### Extracted records
==================================================
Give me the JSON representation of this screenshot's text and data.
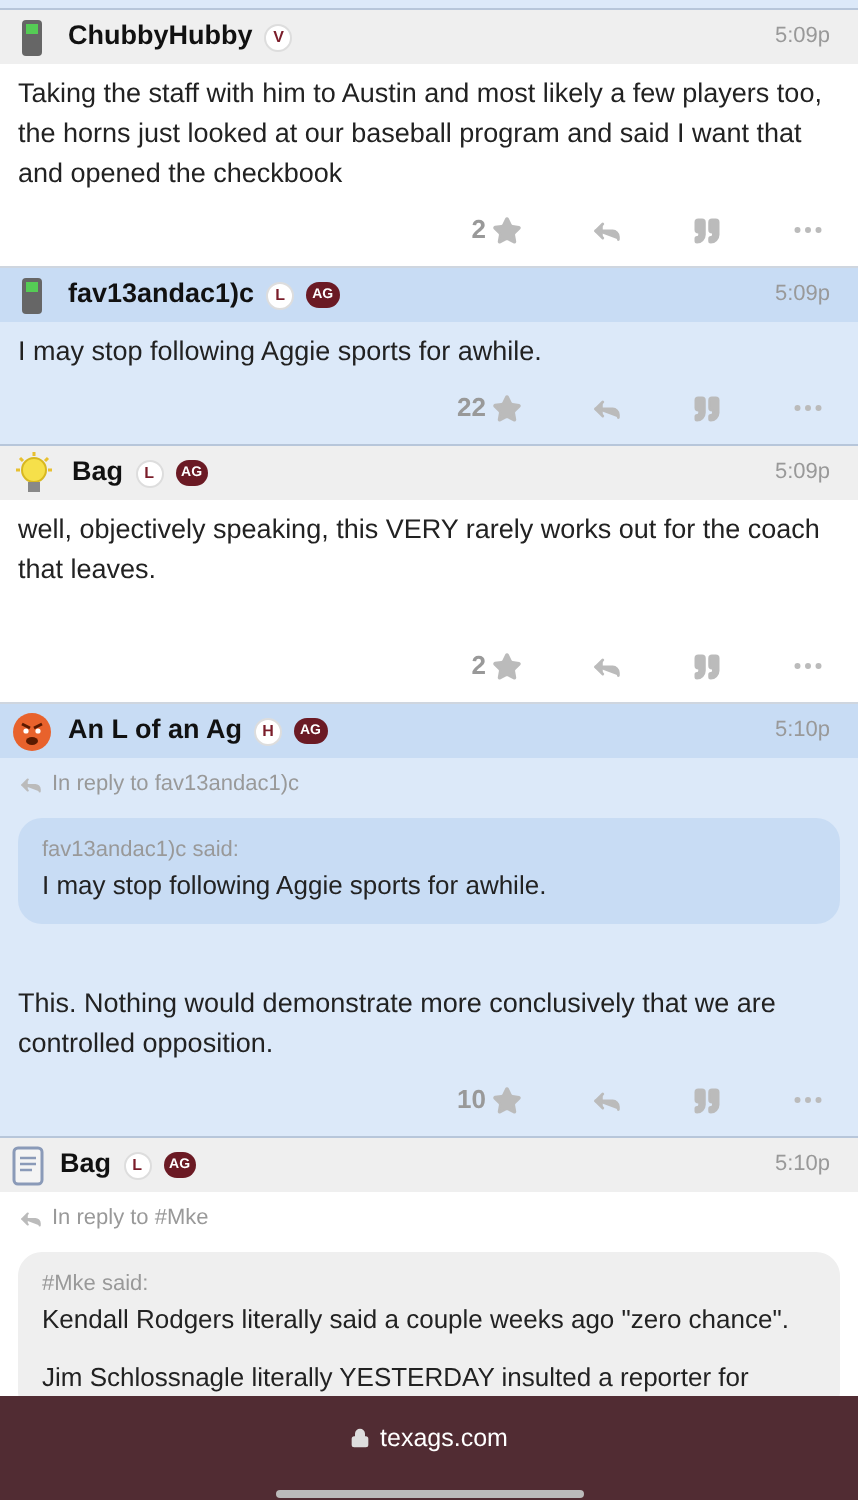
{
  "posts": [
    {
      "kind": "phone",
      "author": "ChubbyHubby",
      "badges": [
        {
          "kind": "circle",
          "text": "V"
        }
      ],
      "time": "5:09p",
      "highlighted": false,
      "paragraphs": [
        "Taking the staff with him to Austin and most likely a few players too, the horns just looked at our baseball program and said I want that and opened the checkbook"
      ],
      "likes": "2"
    },
    {
      "kind": "phone",
      "author": "fav13andac1)c",
      "badges": [
        {
          "kind": "circle",
          "text": "L"
        },
        {
          "kind": "pill",
          "text": "AG"
        }
      ],
      "time": "5:09p",
      "highlighted": true,
      "paragraphs": [
        "I may stop following Aggie sports for awhile."
      ],
      "likes": "22"
    },
    {
      "kind": "bulb",
      "author": "Bag",
      "badges": [
        {
          "kind": "circle",
          "text": "L"
        },
        {
          "kind": "pill",
          "text": "AG"
        }
      ],
      "time": "5:09p",
      "highlighted": false,
      "paragraphs": [
        "well, objectively speaking, this VERY rarely works out for the coach that leaves."
      ],
      "likes": "2"
    },
    {
      "kind": "angry",
      "author": "An L of an Ag",
      "badges": [
        {
          "kind": "circle",
          "text": "H"
        },
        {
          "kind": "pill",
          "text": "AG"
        }
      ],
      "time": "5:10p",
      "highlighted": true,
      "reply_to": "In reply to fav13andac1)c",
      "quote": {
        "said": "fav13andac1)c said:",
        "paragraphs": [
          "I may stop following Aggie sports for awhile."
        ]
      },
      "paragraphs": [
        "This. Nothing would demonstrate more conclusively that we are controlled opposition."
      ],
      "likes": "10"
    },
    {
      "kind": "notepad",
      "author": "Bag",
      "badges": [
        {
          "kind": "circle",
          "text": "L"
        },
        {
          "kind": "pill",
          "text": "AG"
        }
      ],
      "time": "5:10p",
      "highlighted": false,
      "reply_to": "In reply to #Mke",
      "quote": {
        "said": "#Mke said:",
        "paragraphs": [
          "Kendall Rodgers literally said a couple weeks ago \"zero chance\".",
          "Jim Schlossnagle literally YESTERDAY insulted a reporter for"
        ]
      }
    }
  ],
  "address_bar": {
    "url": "texags.com"
  }
}
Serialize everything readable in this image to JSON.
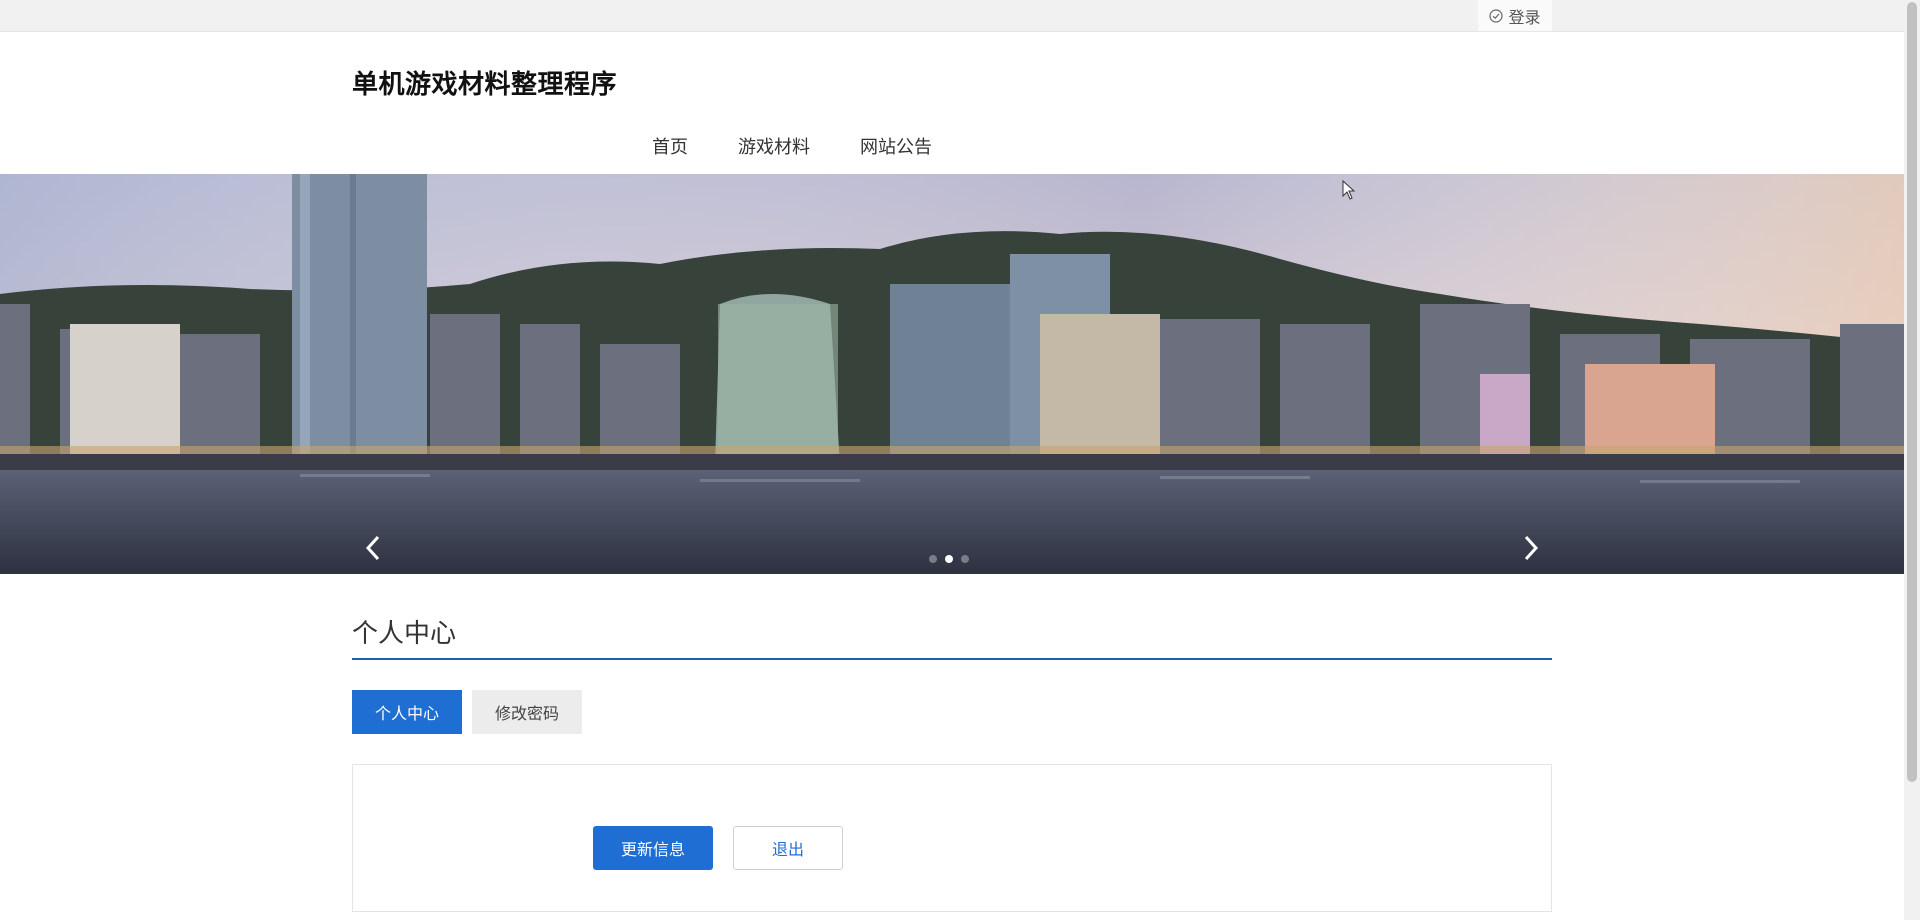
{
  "topbar": {
    "login_label": "登录",
    "login_icon": "check-circle-icon"
  },
  "header": {
    "title": "单机游戏材料整理程序"
  },
  "nav": {
    "items": [
      {
        "label": "首页"
      },
      {
        "label": "游戏材料"
      },
      {
        "label": "网站公告"
      }
    ]
  },
  "banner": {
    "image": "city-skyline-harbor",
    "prev_icon": "chevron-left-icon",
    "next_icon": "chevron-right-icon",
    "slide_count": 3,
    "active_slide": 2
  },
  "section": {
    "title": "个人中心"
  },
  "tabs": [
    {
      "label": "个人中心",
      "active": true
    },
    {
      "label": "修改密码",
      "active": false
    }
  ],
  "panel": {
    "update_label": "更新信息",
    "logout_label": "退出"
  },
  "colors": {
    "primary": "#1f6ed4",
    "underline": "#1f5fae",
    "topbar_bg": "#f1f1f1"
  }
}
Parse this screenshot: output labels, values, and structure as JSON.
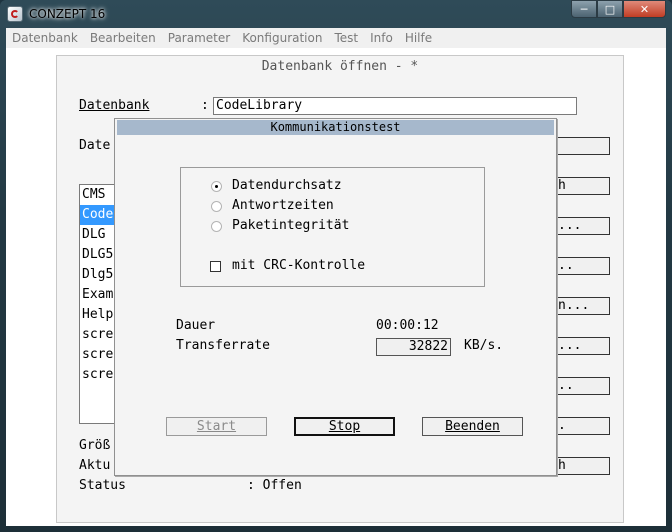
{
  "app": {
    "title": "CONZEPT 16",
    "min_glyph": "─",
    "max_glyph": "□",
    "close_glyph": "✕"
  },
  "menu": [
    "Datenbank",
    "Bearbeiten",
    "Parameter",
    "Konfiguration",
    "Test",
    "Info",
    "Hilfe"
  ],
  "bg_dialog": {
    "title": "Datenbank öffnen - *",
    "datenbank_label": "Datenbank",
    "datenbank_colon": ":",
    "datenbank_value": "CodeLibrary",
    "dateien_label_partial": "Date",
    "list_items": [
      "CMS",
      "Code",
      "DLG",
      "DLG5",
      "Dlg5",
      "Exam",
      "Help",
      "scre",
      "scre",
      "scre"
    ],
    "buttons_partial": [
      "",
      "h",
      "...",
      "..",
      "n...",
      "...",
      "..",
      ".",
      "h"
    ],
    "groesse_label_partial": "Größ",
    "aktu_label_partial": "Aktu",
    "status_label": "Status",
    "status_value": ": Offen"
  },
  "dialog": {
    "title": "Kommunikationstest",
    "radios": [
      {
        "label": "Datendurchsatz",
        "selected": true
      },
      {
        "label": "Antwortzeiten",
        "selected": false
      },
      {
        "label": "Paketintegrität",
        "selected": false
      }
    ],
    "checkbox": {
      "label": "mit CRC-Kontrolle",
      "checked": false
    },
    "dauer_label": "Dauer",
    "dauer_value": "00:00:12",
    "transferrate_label": "Transferrate",
    "transferrate_value": "32822",
    "transferrate_unit": "KB/s.",
    "start_label": "Start",
    "stop_label": "Stop",
    "beenden_label": "Beenden"
  }
}
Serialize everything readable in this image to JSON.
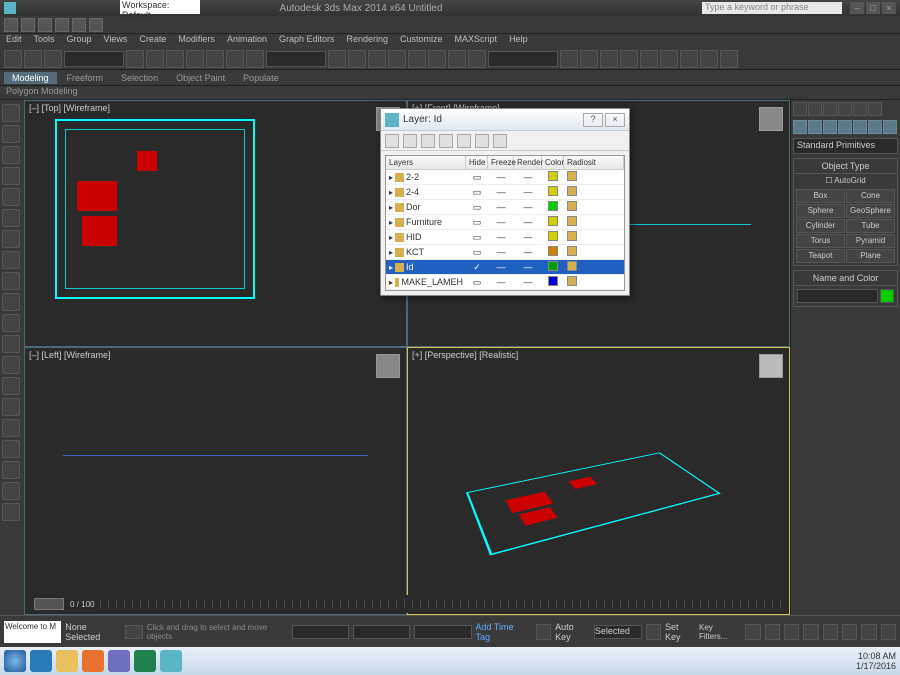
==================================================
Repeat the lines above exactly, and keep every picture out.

Give me the JSON representation of this screenshot's text and data.
{
  "posts": [
    {
      "kind": "phone",
      "author": "ChubbyHubby",
      "badges": [
        {
          "kind": "circle",
          "text": "V"
        }
      ],
      "time": "5:09p",
      "highlighted": false,
      "paragraphs": [
        "Taking the staff with him to Austin and most likely a few players too, the horns just looked at our baseball program and said I want that and opened the checkbook"
      ],
      "likes": "2"
    },
    {
      "kind": "phone",
      "author": "fav13andac1)c",
      "badges": [
        {
          "kind": "circle",
          "text": "L"
        },
        {
          "kind": "pill",
          "text": "AG"
        }
      ],
      "time": "5:09p",
      "highlighted": true,
      "paragraphs": [
        "I may stop following Aggie sports for awhile."
      ],
      "likes": "22"
    },
    {
      "kind": "bulb",
      "author": "Bag",
      "badges": [
        {
          "kind": "circle",
          "text": "L"
        },
        {
          "kind": "pill",
          "text": "AG"
        }
      ],
      "time": "5:09p",
      "highlighted": false,
      "paragraphs": [
        "well, objectively speaking, this VERY rarely works out for the coach that leaves."
      ],
      "likes": "2"
    },
    {
      "kind": "angry",
      "author": "An L of an Ag",
      "badges": [
        {
          "kind": "circle",
          "text": "H"
        },
        {
          "kind": "pill",
          "text": "AG"
        }
      ],
      "time": "5:10p",
      "highlighted": true,
      "reply_to": "In reply to fav13andac1)c",
      "quote": {
        "said": "fav13andac1)c said:",
        "paragraphs": [
          "I may stop following Aggie sports for awhile."
        ]
      },
      "paragraphs": [
        "This. Nothing would demonstrate more conclusively that we are controlled opposition."
      ],
      "likes": "10"
    },
    {
      "kind": "notepad",
      "author": "Bag",
      "badges": [
        {
          "kind": "circle",
          "text": "L"
        },
        {
          "kind": "pill",
          "text": "AG"
        }
      ],
      "time": "5:10p",
      "highlighted": false,
      "reply_to": "In reply to #Mke",
      "quote": {
        "said": "#Mke said:",
        "paragraphs": [
          "Kendall Rodgers literally said a couple weeks ago \"zero chance\".",
          "Jim Schlossnagle literally YESTERDAY insulted a reporter for"
        ]
      }
    }
  ],
  "address_bar": {
    "url": "texags.com"
  }
}
Serialize everything readable in this image to JSON.
{
  "topbar": {
    "login_label": "登录",
    "login_icon": "check-circle-icon"
  },
  "header": {
    "title": "单机游戏材料整理程序"
  },
  "nav": {
    "items": [
      {
        "label": "首页"
      },
      {
        "label": "游戏材料"
      },
      {
        "label": "网站公告"
      }
    ]
  },
  "banner": {
    "image": "city-skyline-harbor",
    "prev_icon": "chevron-left-icon",
    "next_icon": "chevron-right-icon",
    "slide_count": 3,
    "active_slide": 2
  },
  "section": {
    "title": "个人中心"
  },
  "tabs": [
    {
      "label": "个人中心",
      "active": true
    },
    {
      "label": "修改密码",
      "active": false
    }
  ],
  "panel": {
    "update_label": "更新信息",
    "logout_label": "退出"
  },
  "colors": {
    "primary": "#1f6ed4",
    "underline": "#1f5fae",
    "topbar_bg": "#f1f1f1"
  }
}
Parse this screenshot: output labels, values, and structure as JSON.
{
  "app": {
    "title": "CONZEPT 16",
    "min_glyph": "─",
    "max_glyph": "□",
    "close_glyph": "✕"
  },
  "menu": [
    "Datenbank",
    "Bearbeiten",
    "Parameter",
    "Konfiguration",
    "Test",
    "Info",
    "Hilfe"
  ],
  "bg_dialog": {
    "title": "Datenbank öffnen - *",
    "datenbank_label": "Datenbank",
    "datenbank_colon": ":",
    "datenbank_value": "CodeLibrary",
    "dateien_label_partial": "Date",
    "list_items": [
      "CMS",
      "Code",
      "DLG",
      "DLG5",
      "Dlg5",
      "Exam",
      "Help",
      "scre",
      "scre",
      "scre"
    ],
    "buttons_partial": [
      "",
      "h",
      "...",
      "..",
      "n...",
      "...",
      "..",
      ".",
      "h"
    ],
    "groesse_label_partial": "Größ",
    "aktu_label_partial": "Aktu",
    "status_label": "Status",
    "status_value": ": Offen"
  },
  "dialog": {
    "title": "Kommunikationstest",
    "radios": [
      {
        "label": "Datendurchsatz",
        "selected": true
      },
      {
        "label": "Antwortzeiten",
        "selected": false
      },
      {
        "label": "Paketintegrität",
        "selected": false
      }
    ],
    "checkbox": {
      "label": "mit CRC-Kontrolle",
      "checked": false
    },
    "dauer_label": "Dauer",
    "dauer_value": "00:00:12",
    "transferrate_label": "Transferrate",
    "transferrate_value": "32822",
    "transferrate_unit": "KB/s.",
    "start_label": "Start",
    "stop_label": "Stop",
    "beenden_label": "Beenden"
  }
}
Serialize everything readable in this image to JSON.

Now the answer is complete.